Ignoring my friends’ warnings of my impending insanity, I decided to start a startup while in a startup. I had just finished grad school in New York late last year and had wrapped up my first successful company. I decided to move to California because I wanted to learn how to become a tech entrepreneur (and what better place than the Silicon Valley?), and subsequently joined a semiconductor startup.
Although it was an exciting, entrepreneurial experience for me, I still considered it a job and it wasn’t my own creation. I wanted to work on creating something that was mine and added massive value in the world, so I decided to work on my own venture in addition to my day job.
Then I would figure out what my job for the day would be (at a startup, you could be an R&D scientist, IT specialist, salesman, HR person, or secretary depending on the day) after the CTO would get to the whiteboard (8:30), work all day until about 4, go to the gym and be done by 6:30, go shopping for groceries in Noe Valley and be back home by 8:00, cook dinner and prepare tomorrow’s lunch by 9:00, and call family, friend or girlfriend (pick 1 of 3) for half an hour, and have only 2 hours to split between working on my business or having “me time” before going to bed so that I could start the new cycle over again in less than 6 hours.
Although I generally maintain an upbeat attitude, the whole situation began to seem unfair—I just didn’t have enough time! I wanted to do a fantastic job at my startup and learn more about being an entrepreneur, I wanted to successfully start up my own business without it taking so much time, and I wanted to have social life and live an exciting lifestyle.

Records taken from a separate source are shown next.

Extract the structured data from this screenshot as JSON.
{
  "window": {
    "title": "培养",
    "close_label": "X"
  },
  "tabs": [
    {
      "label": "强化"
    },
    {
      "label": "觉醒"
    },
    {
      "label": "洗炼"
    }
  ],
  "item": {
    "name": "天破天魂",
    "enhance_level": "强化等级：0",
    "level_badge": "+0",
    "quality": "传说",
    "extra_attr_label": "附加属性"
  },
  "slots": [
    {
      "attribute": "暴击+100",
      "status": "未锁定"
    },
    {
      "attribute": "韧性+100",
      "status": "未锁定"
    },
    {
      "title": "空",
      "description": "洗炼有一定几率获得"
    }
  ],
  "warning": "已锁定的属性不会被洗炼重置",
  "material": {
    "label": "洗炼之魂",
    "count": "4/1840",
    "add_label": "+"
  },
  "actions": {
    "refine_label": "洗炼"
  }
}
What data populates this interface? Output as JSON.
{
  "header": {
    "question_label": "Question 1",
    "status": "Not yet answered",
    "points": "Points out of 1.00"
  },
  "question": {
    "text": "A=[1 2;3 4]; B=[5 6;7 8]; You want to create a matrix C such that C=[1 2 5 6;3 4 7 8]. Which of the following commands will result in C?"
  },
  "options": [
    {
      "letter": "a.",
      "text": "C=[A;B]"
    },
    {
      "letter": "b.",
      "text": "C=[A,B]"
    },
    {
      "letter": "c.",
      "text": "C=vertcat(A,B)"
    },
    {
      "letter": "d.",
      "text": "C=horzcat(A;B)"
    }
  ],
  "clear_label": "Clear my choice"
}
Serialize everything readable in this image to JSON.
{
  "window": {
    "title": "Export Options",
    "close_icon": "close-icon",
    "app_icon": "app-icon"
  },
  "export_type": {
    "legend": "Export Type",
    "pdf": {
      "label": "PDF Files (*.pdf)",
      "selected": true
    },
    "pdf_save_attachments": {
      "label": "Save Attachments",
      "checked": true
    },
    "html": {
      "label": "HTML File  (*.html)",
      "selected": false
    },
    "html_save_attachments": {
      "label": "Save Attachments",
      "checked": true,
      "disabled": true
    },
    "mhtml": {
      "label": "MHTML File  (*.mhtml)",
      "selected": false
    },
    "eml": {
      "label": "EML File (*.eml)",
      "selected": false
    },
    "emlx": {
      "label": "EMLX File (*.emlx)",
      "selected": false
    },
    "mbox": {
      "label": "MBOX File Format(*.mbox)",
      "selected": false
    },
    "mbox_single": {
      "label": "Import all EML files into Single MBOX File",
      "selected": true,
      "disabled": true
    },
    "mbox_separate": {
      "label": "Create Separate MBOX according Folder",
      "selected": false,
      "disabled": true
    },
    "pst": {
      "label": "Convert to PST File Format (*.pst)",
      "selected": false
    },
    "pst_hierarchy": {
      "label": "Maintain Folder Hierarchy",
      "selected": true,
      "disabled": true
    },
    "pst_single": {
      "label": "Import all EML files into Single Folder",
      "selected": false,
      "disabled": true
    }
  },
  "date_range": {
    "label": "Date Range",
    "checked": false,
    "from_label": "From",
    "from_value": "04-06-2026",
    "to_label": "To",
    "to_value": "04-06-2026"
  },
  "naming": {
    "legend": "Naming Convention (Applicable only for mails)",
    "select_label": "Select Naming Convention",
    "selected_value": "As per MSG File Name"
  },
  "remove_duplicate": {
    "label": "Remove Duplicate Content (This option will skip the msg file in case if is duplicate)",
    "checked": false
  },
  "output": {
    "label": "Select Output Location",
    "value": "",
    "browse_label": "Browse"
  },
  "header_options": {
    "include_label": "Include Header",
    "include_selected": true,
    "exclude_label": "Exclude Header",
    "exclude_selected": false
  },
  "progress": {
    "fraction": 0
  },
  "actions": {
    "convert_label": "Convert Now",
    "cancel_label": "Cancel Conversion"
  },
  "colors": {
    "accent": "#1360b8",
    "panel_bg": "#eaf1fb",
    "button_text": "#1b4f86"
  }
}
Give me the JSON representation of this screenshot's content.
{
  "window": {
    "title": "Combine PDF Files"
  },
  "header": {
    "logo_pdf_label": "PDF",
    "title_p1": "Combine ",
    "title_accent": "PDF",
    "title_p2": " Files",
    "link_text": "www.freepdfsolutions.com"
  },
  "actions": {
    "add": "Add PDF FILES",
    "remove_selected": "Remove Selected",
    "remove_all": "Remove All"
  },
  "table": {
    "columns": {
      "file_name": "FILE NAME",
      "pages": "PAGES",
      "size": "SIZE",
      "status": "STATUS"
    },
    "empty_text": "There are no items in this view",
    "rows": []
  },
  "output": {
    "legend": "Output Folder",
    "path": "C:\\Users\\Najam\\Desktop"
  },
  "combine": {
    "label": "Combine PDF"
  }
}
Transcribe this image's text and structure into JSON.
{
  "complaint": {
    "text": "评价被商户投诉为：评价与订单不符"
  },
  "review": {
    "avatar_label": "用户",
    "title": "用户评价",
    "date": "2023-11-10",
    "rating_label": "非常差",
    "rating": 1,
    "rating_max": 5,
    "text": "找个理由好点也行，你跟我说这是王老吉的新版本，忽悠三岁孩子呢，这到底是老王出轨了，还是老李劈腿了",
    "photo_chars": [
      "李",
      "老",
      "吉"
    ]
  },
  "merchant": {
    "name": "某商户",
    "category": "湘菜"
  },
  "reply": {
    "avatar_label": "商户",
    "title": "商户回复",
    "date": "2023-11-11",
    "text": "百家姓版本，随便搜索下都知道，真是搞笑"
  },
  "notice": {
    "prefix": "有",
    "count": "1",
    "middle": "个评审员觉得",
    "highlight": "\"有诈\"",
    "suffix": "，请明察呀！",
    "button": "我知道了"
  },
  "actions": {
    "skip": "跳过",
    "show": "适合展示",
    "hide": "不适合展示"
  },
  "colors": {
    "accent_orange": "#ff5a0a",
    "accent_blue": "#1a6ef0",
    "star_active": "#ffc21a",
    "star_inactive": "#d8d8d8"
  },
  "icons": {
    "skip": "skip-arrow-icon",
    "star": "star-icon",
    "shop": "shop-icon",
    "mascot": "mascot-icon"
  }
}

On top of that there were all the little things—I wanted to leave genuine email messages for people rather than cursory, template 30 second responses. I wanted to have time to read the news and keep up with the world. I wanted time to just space out on my balcony. I wanted everything but I only had 24 hours in a day.
That said, Steve Jobs, Richard Branson, and Tim Ferriss, all only have 24 hours in a day as well, and yet have achieved so much and live amazing lives. There must be something that they’re able to do to accomplish so much despite having the same number of hours in the day that I do, and it can’t simply be having loads of money.
I picked up every resource I could find on time management and maximizing results in life, and I approached really successful entrepreneurs and asked how they did it. After much reading and conversations, I noticed a pattern in the strategies they practiced to make the best use of their time.
1. Learn to think in units of results and not time. I can’t tell you how many times I was worried about looking lazy in front of a boss or my peers so I wasted time just to be present in front of them and project a good image. Society likes to reward people for putting in a “good effort,” but as an entrepreneur, you need to leverage your efforts to produce the greatest results, not the most hours on the clock for your pay or to impress your superiors. Lastly, focus on the 1 or 2 tasks that offer the most leverage in reaching your results and do them first. Enormous amounts of time can be freed up by focusing on results.
2. Go for depth, not breadth. This should be funny coming from yours truly, someone who is easily distracted by shiny, fast objects and new business ideas. However, you need to think of each time you change your focus as a consumption of your will power as you adapt to a new setting or way of doing things. As you adapt, it takes time.
3. Get clear and clean “up there.” In your head, of course. When you get clear on your intention, and wipe out your own objections to what you want, you free a lot of the friction that works against your momentum toward your goals. Identifying your intentions and your goals also allows you to recognize opportunities that will get you to where you want to be faster.
4. Look for synergies. Pick more things that align with your core goals. For example, I’m interested in both business and self-empowerment, and I like to surround myself with really fun, fascinating, motivated friends. Having all of these three requires work and time investment, but I combine them together to save time. The people I mastermind with for my business are motivated, sharp, accomplished people who have every aspect of their life together, and they are also outgoing, fun, genuine people that I can call my friends.
5. Clone yourself. There is a certain virtue of being self-reliant that is well-knit into our society, however you will never be able to get up to the next level by working alone. Figure out what tasks in your life don’t require your immediate presence and can be done by others and let them do it (read The Four Hour Workweek by Timothy Ferriss for more information on this).
I hope you’ve seen that the traditional principle of “time management” is a misnomer and getting all that you want in those finite 24 hours is a matter of leveraging your infinite resources. You can start a business while at your job AND live a fun lifestyle while you’re at it. Which of the five strategies can you use right now?